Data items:
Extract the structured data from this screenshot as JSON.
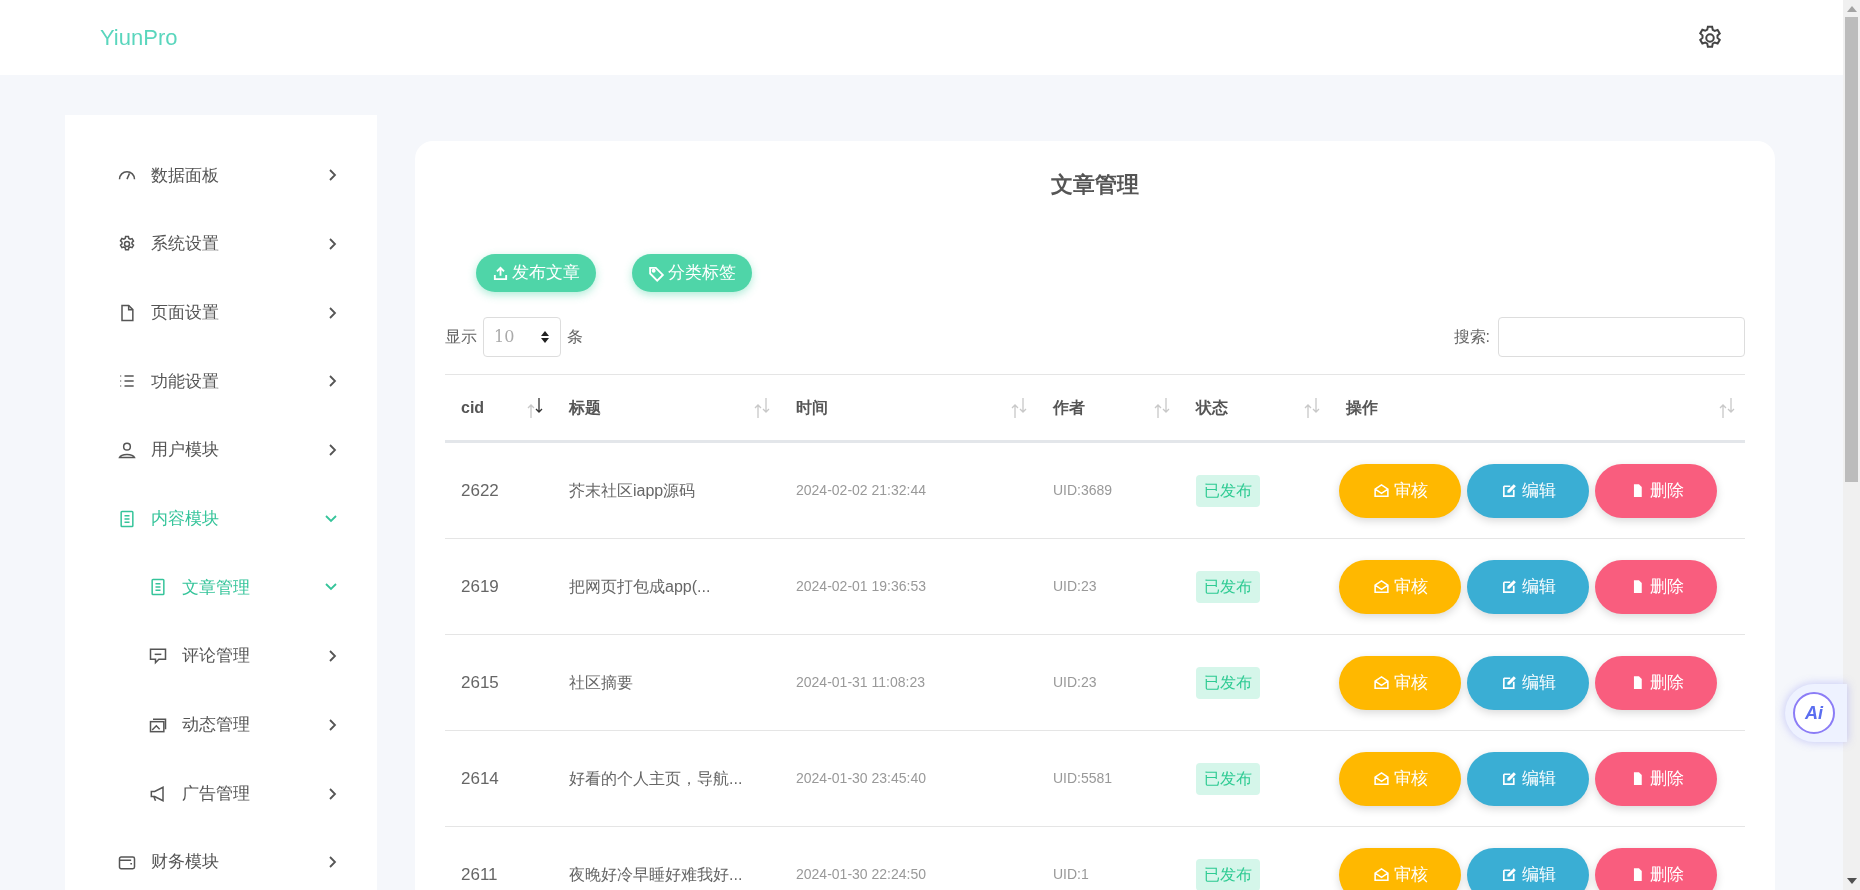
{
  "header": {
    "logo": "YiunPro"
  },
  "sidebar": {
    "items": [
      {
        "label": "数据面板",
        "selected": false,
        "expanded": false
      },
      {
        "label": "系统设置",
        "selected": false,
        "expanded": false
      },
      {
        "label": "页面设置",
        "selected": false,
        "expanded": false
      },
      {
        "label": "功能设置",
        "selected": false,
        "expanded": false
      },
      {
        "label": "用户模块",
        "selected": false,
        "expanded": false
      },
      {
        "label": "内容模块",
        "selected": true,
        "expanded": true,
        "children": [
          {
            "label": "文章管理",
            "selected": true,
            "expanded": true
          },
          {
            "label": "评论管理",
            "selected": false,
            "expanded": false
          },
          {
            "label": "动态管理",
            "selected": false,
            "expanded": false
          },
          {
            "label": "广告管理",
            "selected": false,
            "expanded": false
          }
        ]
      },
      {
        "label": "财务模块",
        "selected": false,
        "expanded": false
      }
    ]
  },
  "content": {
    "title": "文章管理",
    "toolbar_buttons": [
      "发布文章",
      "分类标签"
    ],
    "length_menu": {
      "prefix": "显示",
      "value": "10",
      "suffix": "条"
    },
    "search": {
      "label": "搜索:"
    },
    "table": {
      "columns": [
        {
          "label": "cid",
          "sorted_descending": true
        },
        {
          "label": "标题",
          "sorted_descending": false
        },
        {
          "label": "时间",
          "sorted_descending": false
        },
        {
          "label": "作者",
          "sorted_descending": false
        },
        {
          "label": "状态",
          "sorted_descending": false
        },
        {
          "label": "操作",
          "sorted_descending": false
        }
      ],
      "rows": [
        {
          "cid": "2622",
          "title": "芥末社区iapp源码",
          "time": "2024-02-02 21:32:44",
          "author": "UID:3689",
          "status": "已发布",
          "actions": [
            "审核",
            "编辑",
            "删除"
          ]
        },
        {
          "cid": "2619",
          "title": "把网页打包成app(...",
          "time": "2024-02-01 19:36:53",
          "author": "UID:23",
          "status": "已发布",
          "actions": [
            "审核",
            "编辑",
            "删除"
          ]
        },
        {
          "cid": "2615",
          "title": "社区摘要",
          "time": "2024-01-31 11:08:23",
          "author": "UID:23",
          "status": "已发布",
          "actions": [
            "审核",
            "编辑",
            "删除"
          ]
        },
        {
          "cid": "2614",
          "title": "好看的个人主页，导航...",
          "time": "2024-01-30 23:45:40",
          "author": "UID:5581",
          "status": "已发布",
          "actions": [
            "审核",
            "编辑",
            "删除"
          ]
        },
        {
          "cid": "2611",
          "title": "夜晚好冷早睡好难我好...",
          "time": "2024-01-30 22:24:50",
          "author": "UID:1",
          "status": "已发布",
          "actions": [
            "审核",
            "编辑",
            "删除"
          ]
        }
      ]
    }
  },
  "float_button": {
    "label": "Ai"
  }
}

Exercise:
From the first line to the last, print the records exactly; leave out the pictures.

Exercise output:
Extract the structured data from this screenshot as JSON.
{
  "header": {
    "logo": "YiunPro"
  },
  "sidebar": {
    "items": [
      {
        "label": "数据面板",
        "selected": false,
        "expanded": false
      },
      {
        "label": "系统设置",
        "selected": false,
        "expanded": false
      },
      {
        "label": "页面设置",
        "selected": false,
        "expanded": false
      },
      {
        "label": "功能设置",
        "selected": false,
        "expanded": false
      },
      {
        "label": "用户模块",
        "selected": false,
        "expanded": false
      },
      {
        "label": "内容模块",
        "selected": true,
        "expanded": true,
        "children": [
          {
            "label": "文章管理",
            "selected": true,
            "expanded": true
          },
          {
            "label": "评论管理",
            "selected": false,
            "expanded": false
          },
          {
            "label": "动态管理",
            "selected": false,
            "expanded": false
          },
          {
            "label": "广告管理",
            "selected": false,
            "expanded": false
          }
        ]
      },
      {
        "label": "财务模块",
        "selected": false,
        "expanded": false
      }
    ]
  },
  "content": {
    "title": "文章管理",
    "toolbar_buttons": [
      "发布文章",
      "分类标签"
    ],
    "length_menu": {
      "prefix": "显示",
      "value": "10",
      "suffix": "条"
    },
    "search": {
      "label": "搜索:"
    },
    "table": {
      "columns": [
        {
          "label": "cid",
          "sorted_descending": true
        },
        {
          "label": "标题",
          "sorted_descending": false
        },
        {
          "label": "时间",
          "sorted_descending": false
        },
        {
          "label": "作者",
          "sorted_descending": false
        },
        {
          "label": "状态",
          "sorted_descending": false
        },
        {
          "label": "操作",
          "sorted_descending": false
        }
      ],
      "rows": [
        {
          "cid": "2622",
          "title": "芥末社区iapp源码",
          "time": "2024-02-02 21:32:44",
          "author": "UID:3689",
          "status": "已发布",
          "actions": [
            "审核",
            "编辑",
            "删除"
          ]
        },
        {
          "cid": "2619",
          "title": "把网页打包成app(...",
          "time": "2024-02-01 19:36:53",
          "author": "UID:23",
          "status": "已发布",
          "actions": [
            "审核",
            "编辑",
            "删除"
          ]
        },
        {
          "cid": "2615",
          "title": "社区摘要",
          "time": "2024-01-31 11:08:23",
          "author": "UID:23",
          "status": "已发布",
          "actions": [
            "审核",
            "编辑",
            "删除"
          ]
        },
        {
          "cid": "2614",
          "title": "好看的个人主页，导航...",
          "time": "2024-01-30 23:45:40",
          "author": "UID:5581",
          "status": "已发布",
          "actions": [
            "审核",
            "编辑",
            "删除"
          ]
        },
        {
          "cid": "2611",
          "title": "夜晚好冷早睡好难我好...",
          "time": "2024-01-30 22:24:50",
          "author": "UID:1",
          "status": "已发布",
          "actions": [
            "审核",
            "编辑",
            "删除"
          ]
        }
      ]
    }
  },
  "float_button": {
    "label": "Ai"
  }
}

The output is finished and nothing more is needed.